▶ _Required work_: Only lines containing "kind" are wanted from the data below. Copy those lines.

▶ _Supplied information_:
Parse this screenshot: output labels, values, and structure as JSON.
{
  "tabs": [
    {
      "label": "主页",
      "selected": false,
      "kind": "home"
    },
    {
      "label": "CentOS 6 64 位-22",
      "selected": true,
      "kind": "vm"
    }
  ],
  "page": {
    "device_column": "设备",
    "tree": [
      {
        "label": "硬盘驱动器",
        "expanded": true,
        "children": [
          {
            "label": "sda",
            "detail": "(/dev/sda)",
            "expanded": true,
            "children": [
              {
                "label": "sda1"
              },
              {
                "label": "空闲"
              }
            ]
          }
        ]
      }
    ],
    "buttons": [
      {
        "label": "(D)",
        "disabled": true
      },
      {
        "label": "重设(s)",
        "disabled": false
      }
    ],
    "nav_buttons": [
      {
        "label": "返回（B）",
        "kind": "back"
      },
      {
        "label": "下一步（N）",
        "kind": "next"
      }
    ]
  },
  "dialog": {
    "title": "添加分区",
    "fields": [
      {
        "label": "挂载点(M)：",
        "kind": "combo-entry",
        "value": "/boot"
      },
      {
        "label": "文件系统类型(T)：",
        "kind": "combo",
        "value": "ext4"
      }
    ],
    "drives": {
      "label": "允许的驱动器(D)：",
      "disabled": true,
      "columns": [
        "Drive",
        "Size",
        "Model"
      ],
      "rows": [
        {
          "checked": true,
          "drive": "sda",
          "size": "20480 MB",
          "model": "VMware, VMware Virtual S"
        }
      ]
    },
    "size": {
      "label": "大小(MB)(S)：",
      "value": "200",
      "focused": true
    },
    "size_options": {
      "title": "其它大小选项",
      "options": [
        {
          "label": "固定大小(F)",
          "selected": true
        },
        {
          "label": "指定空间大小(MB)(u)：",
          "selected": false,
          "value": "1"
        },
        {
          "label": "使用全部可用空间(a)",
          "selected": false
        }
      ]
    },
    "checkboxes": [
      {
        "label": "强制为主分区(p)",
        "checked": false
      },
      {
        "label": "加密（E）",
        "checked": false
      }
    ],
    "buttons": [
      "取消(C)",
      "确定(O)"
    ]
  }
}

▶ _Expected output_:
      "kind": "home"
      "kind": "vm"
        "kind": "back"
        "kind": "next"
        "kind": "combo-entry",
        "kind": "combo",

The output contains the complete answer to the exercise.